I’m shocked, shocked I tell you. In what can only be seen a a complete refusal of Autodesk to listen to my completely narrow and unfounded business advice, they’re changing the dwg format to play along with the WAN guys. You can read the InfoWorld article here. (Exclusive? Come on, Eric, we’ve had cocktails at AU! Hook a brother up!)
It makes sense in light of the upcoming format change, but I wonder if this means that Autodesk will now kowtow to the graphic card and plotter vendors when the new versions break something in those systems. In my opinion, it’s a slippery slope, and generally says that the WAN accelerator market (or at least the big fat subscription customers running them,) is more powerful than many considered. Good for them I guess.
Considering this is still a year away, anyone taking bets that Riverbed and Silver Peak put the kibosh on sales to AEC firms? Me neither.
We’ll be watching this story continue to develop, it’s a good one.
Many thanks to Rizzo and others that sent this over.
Tail wags dog.
Not exactly unbelievable but close.
Why is that so slippery?
When talking to the riverbed guys about this months ago, they said all compression type devices are affected, not just riverbed. So I would call the compression a generic incompatibility, which, once discovered, is something that Adesk would fix. It almost becomes a bug they are fixing.
Can you explain your advice? or give a link if its somewhere. I’m sure you had resons so that would be interesting to hear.
I think it’s slippery to cater the dwg format or engine to the needs of a small portion of the overall market. That doesn’t mean it won’t happen, just look at the amount of energy spent on 3D objects and tools in the core package that many people don’t use at all.
If I’m nvidia, or HP, I begin to bitch and moan next time a new version of Acad makes my hardware look bad.

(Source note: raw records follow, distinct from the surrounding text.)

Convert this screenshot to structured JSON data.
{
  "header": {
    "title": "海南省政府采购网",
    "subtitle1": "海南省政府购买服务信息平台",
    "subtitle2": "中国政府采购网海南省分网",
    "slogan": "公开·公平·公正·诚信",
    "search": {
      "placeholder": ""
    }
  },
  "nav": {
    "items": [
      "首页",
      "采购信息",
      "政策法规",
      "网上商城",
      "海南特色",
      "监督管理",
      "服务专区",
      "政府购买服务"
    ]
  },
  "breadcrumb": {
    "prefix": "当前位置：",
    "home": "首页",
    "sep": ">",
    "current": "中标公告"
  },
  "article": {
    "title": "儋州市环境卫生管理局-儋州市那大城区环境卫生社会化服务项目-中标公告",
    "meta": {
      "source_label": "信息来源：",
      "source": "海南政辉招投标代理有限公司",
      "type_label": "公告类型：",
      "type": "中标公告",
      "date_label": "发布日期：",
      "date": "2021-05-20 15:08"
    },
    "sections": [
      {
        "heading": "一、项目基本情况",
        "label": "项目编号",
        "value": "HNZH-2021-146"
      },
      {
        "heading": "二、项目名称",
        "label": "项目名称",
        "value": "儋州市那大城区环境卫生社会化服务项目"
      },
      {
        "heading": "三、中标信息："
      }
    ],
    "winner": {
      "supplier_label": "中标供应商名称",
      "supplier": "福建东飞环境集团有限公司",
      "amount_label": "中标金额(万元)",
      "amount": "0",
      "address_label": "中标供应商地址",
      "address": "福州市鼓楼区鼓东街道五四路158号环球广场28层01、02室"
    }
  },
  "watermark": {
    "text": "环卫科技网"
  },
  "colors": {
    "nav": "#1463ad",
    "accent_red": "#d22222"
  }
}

I’m just really suprised to see Adesk cater to an aftermarket developer.
while they are changing…why not Open DWG?
The reason this made such a splash is that owners of WAN accelerators tend to be larger companies which, coincidentally, also happen have a large number of AutoCAD licenses on Subscription. When a big dog barks, you’re gonna notice. You can call it a “small portion of the market” because the number of customers may be relatively, but it isn’t small from Autodesk’s standpoint.
I think it’s smaller than the big firms would like to think. For every Jacobs, Woolpert, URS, there are thousands of two and three man firms just doing their thing. At the end of the day, you’re right, those large firms have large influence. I just believe it’s disproportionate to the actual seat counts.